"So many thousands of kids come here every day to this incredible state capital, and I want them to understand what California really stands for," Shriver said.
The WE Garden project will give hundreds of school children a hands-on educational experience in gardening and growing food.
"Over the years, I have seen how gardens have positively transformed students, schools and communities in California. Gardens are a wonderful resource, and I truly believe in the life lessons they teach, and the lives they touch, and that every school and community should have one," Shriver added.
The 800-square-foot garden will include 16 different kinds of vegetables, herbs and flowers, including garbanzo beans, sweet peppers, tomatoes, eggplant, zucchini, radishes, beets, strawberries, chives, thyme, parsley, basil, sage, rosemary, sunflowers and marigolds. The crops will change according to the seasons.
The plants have all been donated by local school and community gardens which have grown them from seeds. The project also has commitments for plants to be donated in the future.

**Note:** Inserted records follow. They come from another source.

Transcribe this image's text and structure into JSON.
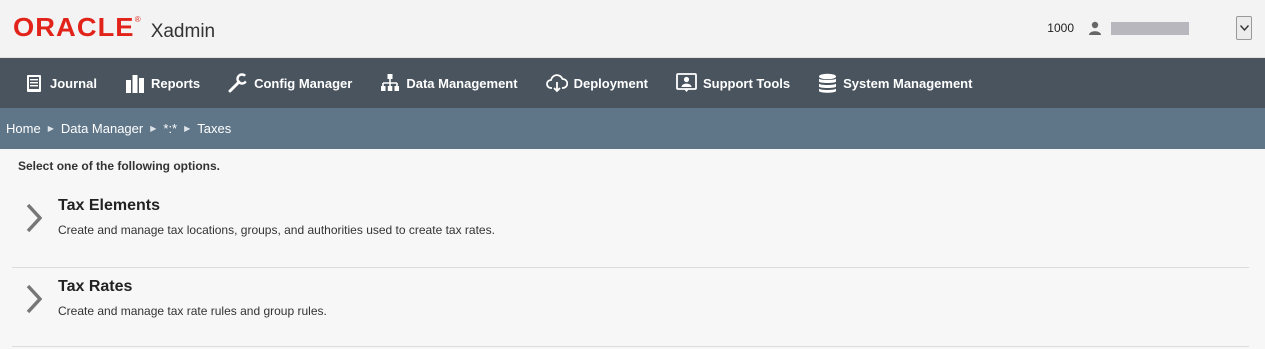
{
  "header": {
    "brand": "ORACLE",
    "reg_mark": "®",
    "app_name": "Xadmin",
    "org_id": "1000",
    "icons": {
      "user": "user-icon",
      "dropdown": "chevron-down-icon"
    }
  },
  "nav": {
    "items": [
      {
        "label": "Journal",
        "icon": "journal-icon"
      },
      {
        "label": "Reports",
        "icon": "bar-chart-icon"
      },
      {
        "label": "Config Manager",
        "icon": "wrench-icon"
      },
      {
        "label": "Data Management",
        "icon": "hierarchy-icon"
      },
      {
        "label": "Deployment",
        "icon": "cloud-download-icon"
      },
      {
        "label": "Support Tools",
        "icon": "support-icon"
      },
      {
        "label": "System Management",
        "icon": "database-icon"
      }
    ]
  },
  "breadcrumb": {
    "items": [
      "Home",
      "Data Manager",
      "*:*",
      "Taxes"
    ]
  },
  "content": {
    "prompt": "Select one of the following options.",
    "options": [
      {
        "title": "Tax Elements",
        "description": "Create and manage tax locations, groups, and authorities used to create tax rates."
      },
      {
        "title": "Tax Rates",
        "description": "Create and manage tax rate rules and group rules."
      }
    ]
  },
  "colors": {
    "brand_red": "#e2231a",
    "nav_bg": "#49545e",
    "breadcrumb_bg": "#5f7689",
    "page_bg": "#f7f7f7"
  }
}
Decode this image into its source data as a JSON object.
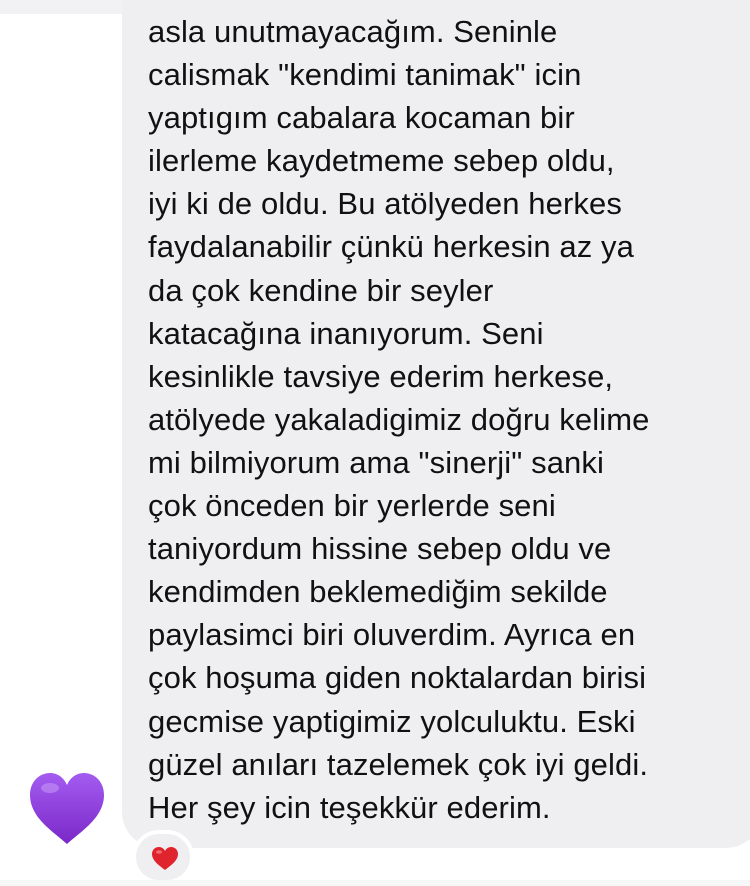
{
  "message": {
    "lines": [
      "asla unutmayacağım. Seninle",
      "calismak \"kendimi tanimak\" icin",
      "yaptıgım cabalara kocaman bir",
      "ilerleme kaydetmeme sebep oldu,",
      "iyi ki de oldu. Bu atölyeden herkes",
      "faydalanabilir çünkü herkesin az ya",
      "da çok kendine bir seyler",
      "katacağına inanıyorum. Seni",
      "kesinlikle tavsiye ederim herkese,",
      "atölyede yakaladigimiz doğru kelime",
      "mi bilmiyorum ama \"sinerji\" sanki",
      "çok önceden bir yerlerde seni",
      "taniyordum hissine sebep oldu ve",
      "kendimden beklemediğim sekilde",
      "paylasimci biri oluverdim. Ayrıca en",
      "çok hoşuma giden noktalardan birisi",
      "gecmise yaptigimiz yolculuktu. Eski",
      "güzel anıları tazelemek çok iyi geldi.",
      "Her şey icin teşekkür ederim."
    ]
  },
  "sender": {
    "avatar_icon": "purple-heart-icon",
    "avatar_color": "#8e3ad8"
  },
  "reaction": {
    "icon": "red-heart-icon",
    "color": "#e0242d"
  },
  "colors": {
    "bubble_background": "#efeff1",
    "text": "#111111",
    "page_background": "#ffffff"
  }
}
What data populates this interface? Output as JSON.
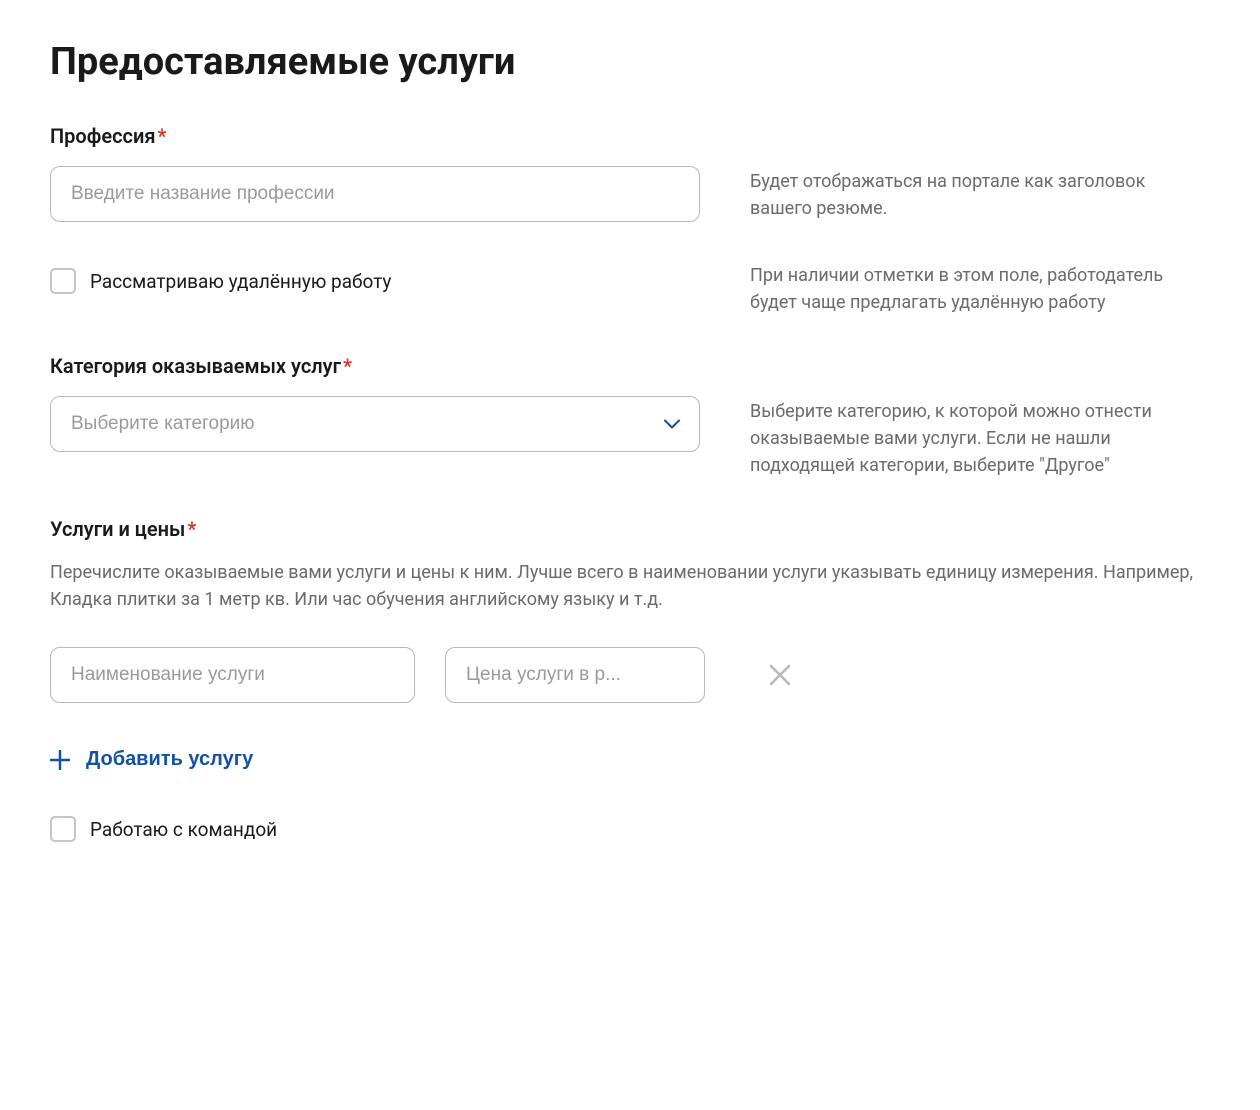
{
  "title": "Предоставляемые услуги",
  "profession": {
    "label": "Профессия",
    "placeholder": "Введите название профессии",
    "hint": "Будет отображаться на портале как заголовок вашего резюме."
  },
  "remote": {
    "label": "Рассматриваю удалённую работу",
    "hint": "При наличии отметки в этом поле, работодатель будет чаще предлагать удалённую работу"
  },
  "category": {
    "label": "Категория оказываемых услуг",
    "placeholder": "Выберите категорию",
    "hint": "Выберите категорию, к которой можно отнести оказываемые вами услуги. Если не нашли подходящей категории, выберите \"Другое\""
  },
  "services": {
    "label": "Услуги и цены",
    "description": "Перечислите оказываемые вами услуги и цены к ним. Лучше всего в наименовании услуги указывать единицу измерения. Например, Кладка плитки за 1 метр кв. Или час обучения английскому языку и т.д.",
    "name_placeholder": "Наименование услуги",
    "price_placeholder": "Цена услуги в р...",
    "add_button": "Добавить услугу"
  },
  "team": {
    "label": "Работаю с командой"
  },
  "colors": {
    "accent": "#1450a3",
    "required": "#d93025"
  }
}
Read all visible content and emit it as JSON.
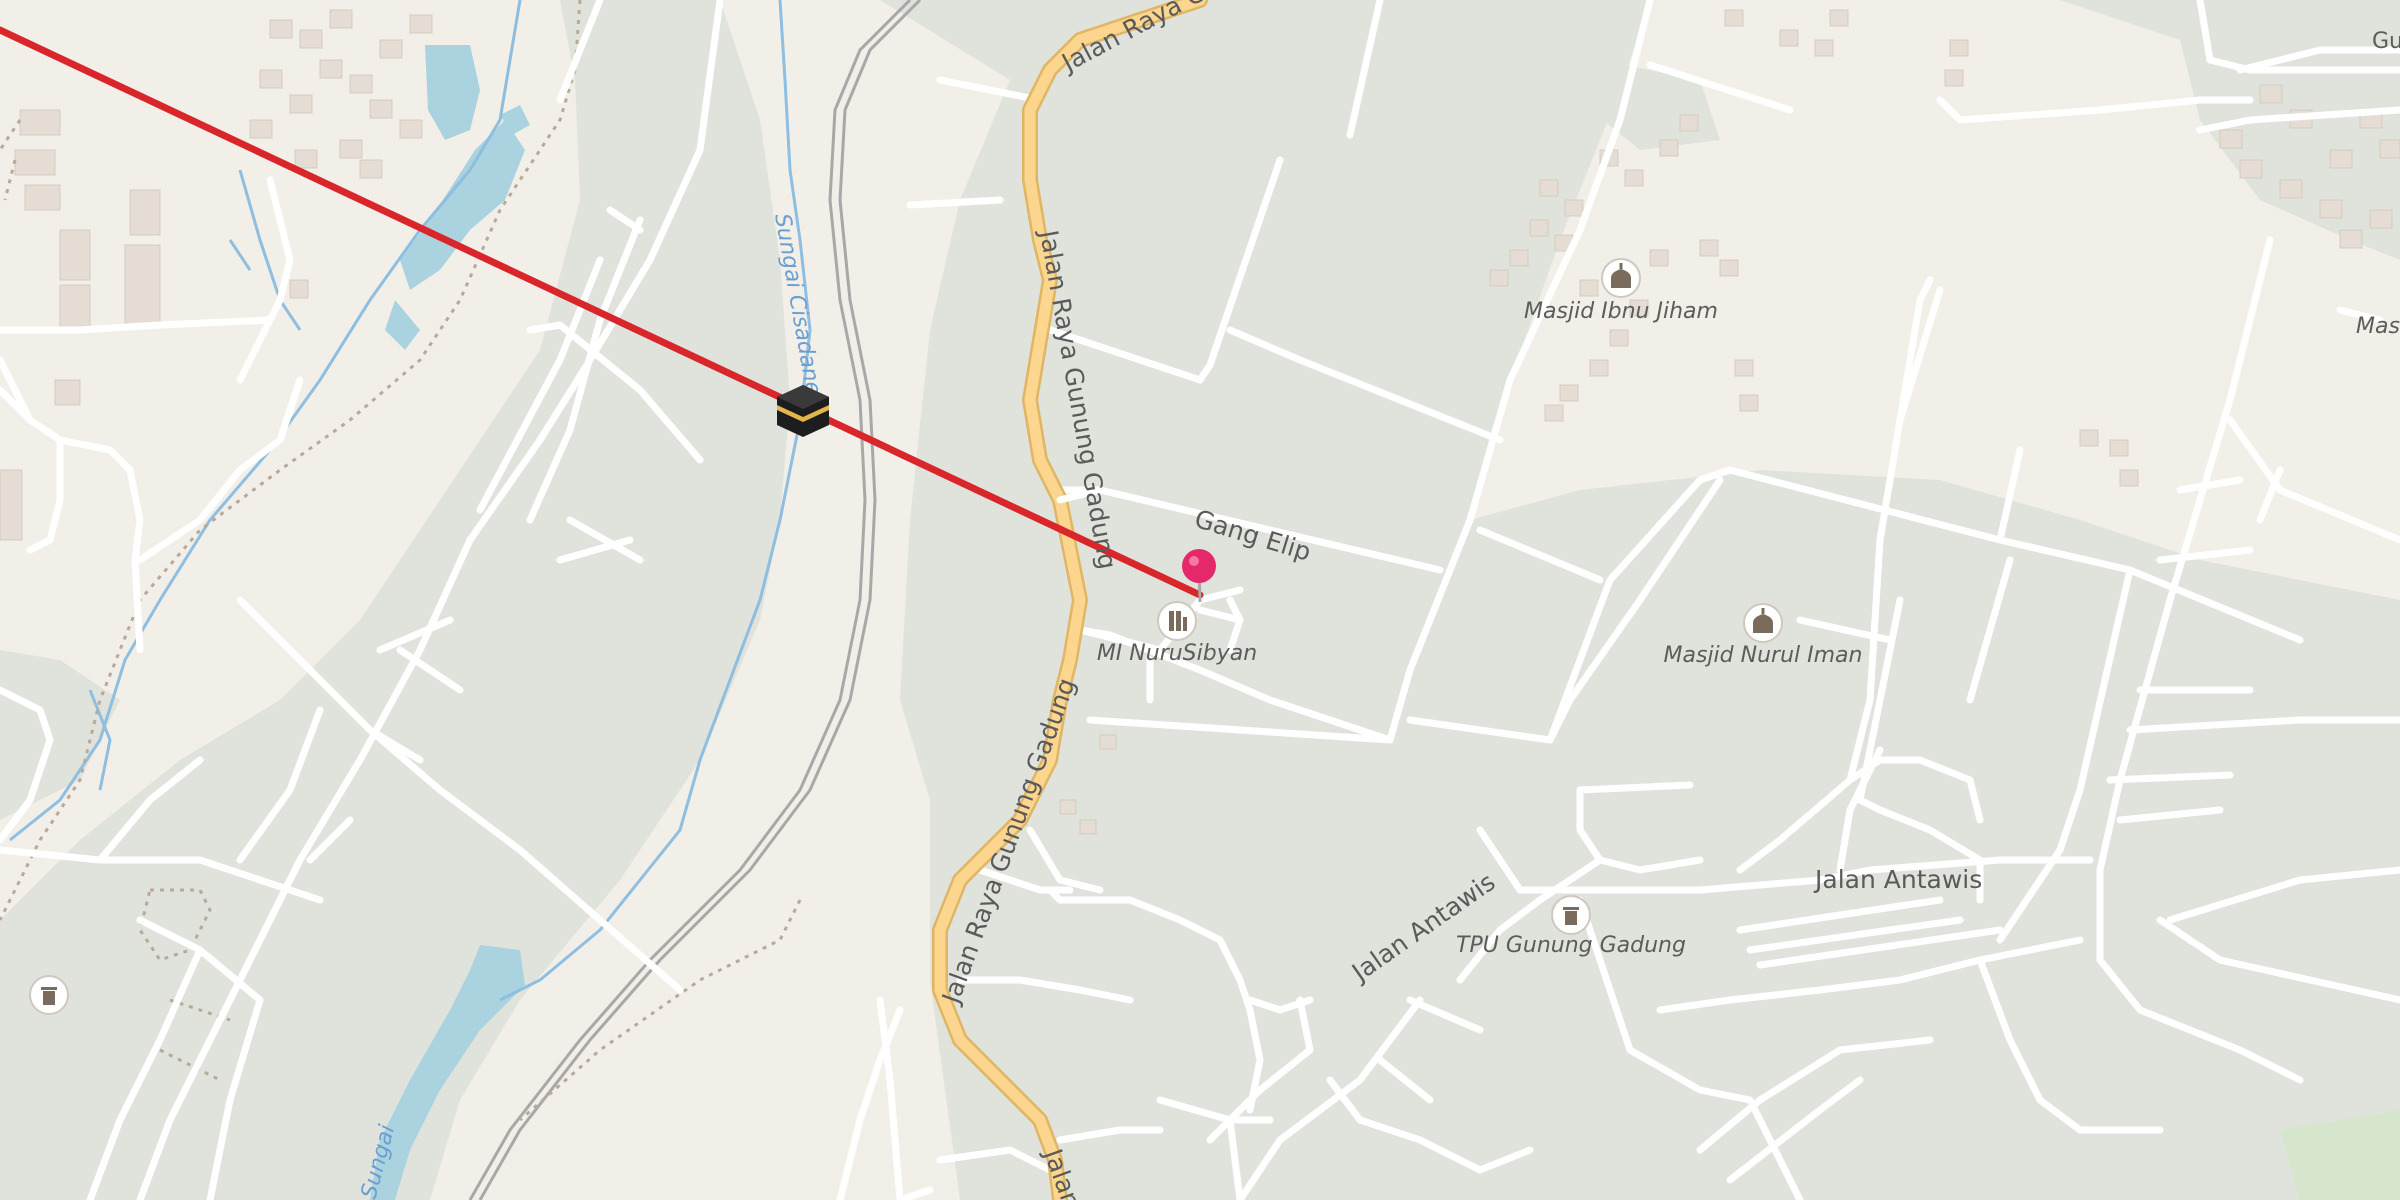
{
  "map": {
    "colors": {
      "background": "#f2efe9",
      "vegetation": "#dfe3dc",
      "road": "#ffffff",
      "primary_road": "#fcd68f",
      "primary_road_casing": "#e0b664",
      "water": "#aad3df",
      "building": "#e5ddd3",
      "route_line": "#d8262b",
      "pin": "#e4286b"
    },
    "roads": {
      "raya_top": "Jalan Raya Gu",
      "raya_mid": "Jalan Raya Gunung Gadung",
      "raya_south": "Jalan Raya Gunung Gadung",
      "raya_bottom": "Jalan",
      "gang_elip": "Gang Elip",
      "antawis_west": "Jalan Antawis",
      "antawis_east": "Jalan Antawis"
    },
    "waterways": {
      "north": "Sungai Cisadane",
      "south": "Sungai"
    },
    "pois": [
      {
        "label": "Masjid Ibnu Jiham",
        "icon": "mosque-icon"
      },
      {
        "label": "MI NuruSibyan",
        "icon": "school-icon"
      },
      {
        "label": "Masjid Nurul Iman",
        "icon": "mosque-icon"
      },
      {
        "label": "TPU Gunung Gadung",
        "icon": "cemetery-icon"
      }
    ],
    "edge_labels": {
      "top_right": "Gu",
      "right": "Mas"
    },
    "markers": {
      "kaaba": "kaaba-icon",
      "pin": "location-pin-icon",
      "route": "qibla-direction-line"
    }
  }
}
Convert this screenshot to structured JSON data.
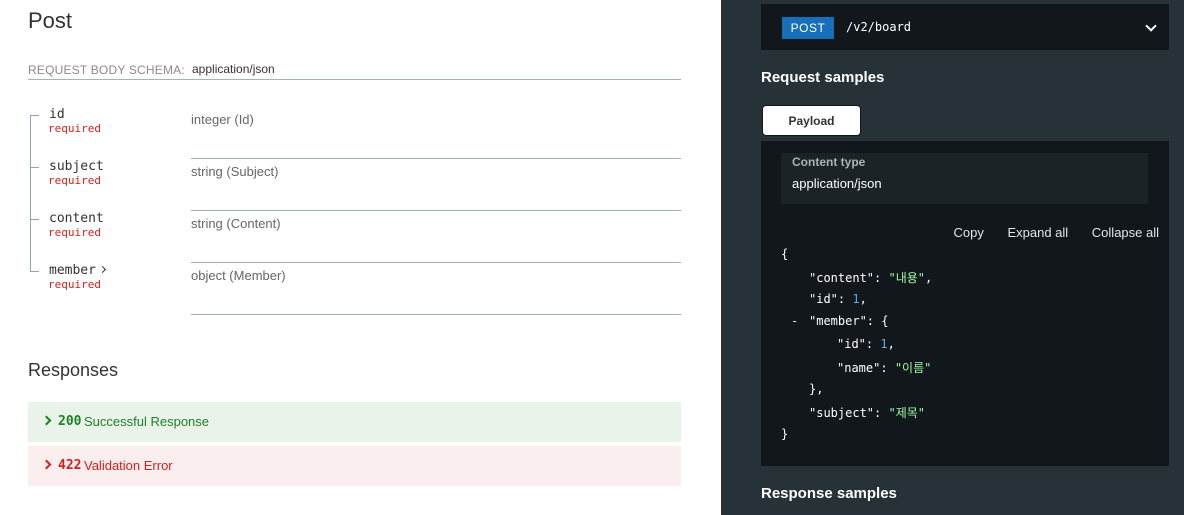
{
  "left": {
    "title": "Post",
    "schema_label": "REQUEST BODY SCHEMA:",
    "schema_value": "application/json",
    "fields": [
      {
        "name": "id",
        "required": "required",
        "type": "integer (Id)"
      },
      {
        "name": "subject",
        "required": "required",
        "type": "string (Subject)"
      },
      {
        "name": "content",
        "required": "required",
        "type": "string (Content)"
      },
      {
        "name": "member",
        "required": "required",
        "type": "object (Member)"
      }
    ],
    "responses_title": "Responses",
    "responses": [
      {
        "code": "200",
        "message": "Successful Response",
        "color": "#1d8127"
      },
      {
        "code": "422",
        "message": "Validation Error",
        "color": "#d41f1c"
      }
    ]
  },
  "right": {
    "method": "POST",
    "path": "/v2/board",
    "request_samples_title": "Request samples",
    "payload_tab": "Payload",
    "content_type_label": "Content type",
    "content_type_value": "application/json",
    "actions": {
      "copy": "Copy",
      "expand_all": "Expand all",
      "collapse_all": "Collapse all"
    },
    "json_sample": {
      "open_brace": "{",
      "content_key": "\"content\"",
      "content_val": "\"내용\"",
      "id_key": "\"id\"",
      "id_val": "1",
      "collapse_toggle": "-",
      "member_key": "\"member\"",
      "member_open": "{",
      "member_id_key": "\"id\"",
      "member_id_val": "1",
      "member_name_key": "\"name\"",
      "member_name_val": "\"이름\"",
      "member_close": "},",
      "subject_key": "\"subject\"",
      "subject_val": "\"제목\"",
      "close_brace": "}"
    },
    "response_samples_title": "Response samples"
  },
  "colors": {
    "method_post": "#186fb9",
    "right_panel": "#263238",
    "json_string": "#a0fbaa",
    "json_number": "#5fa7e6"
  }
}
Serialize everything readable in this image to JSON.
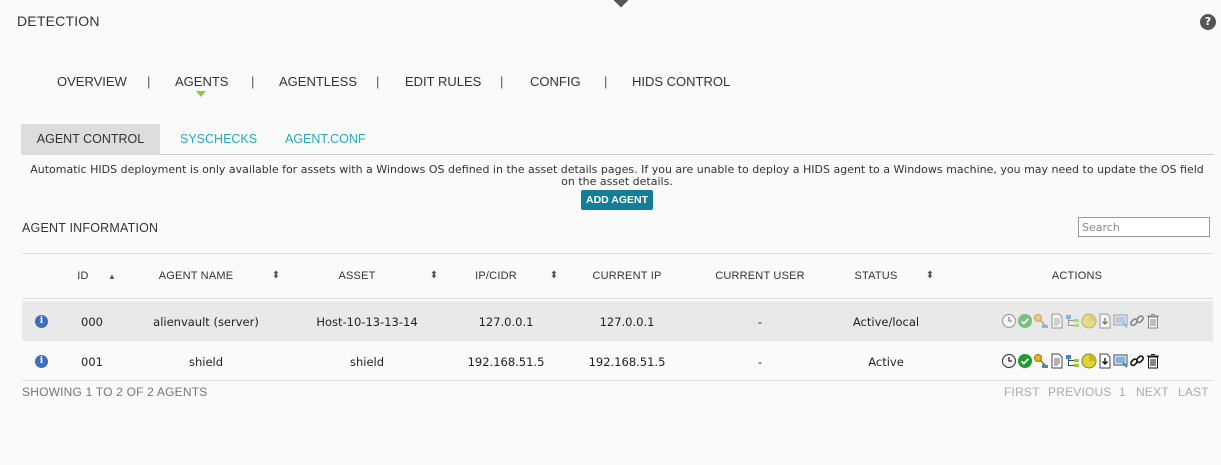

"We want Californians to be healthy, eat healthy and get fit. And this new garden is a step in that direction," said Governor Arnold Schwarzenegger. "Children and visitors alike will now have a chance to learn about California's agricultural legacy and what makes our crops and our food the very best in the world."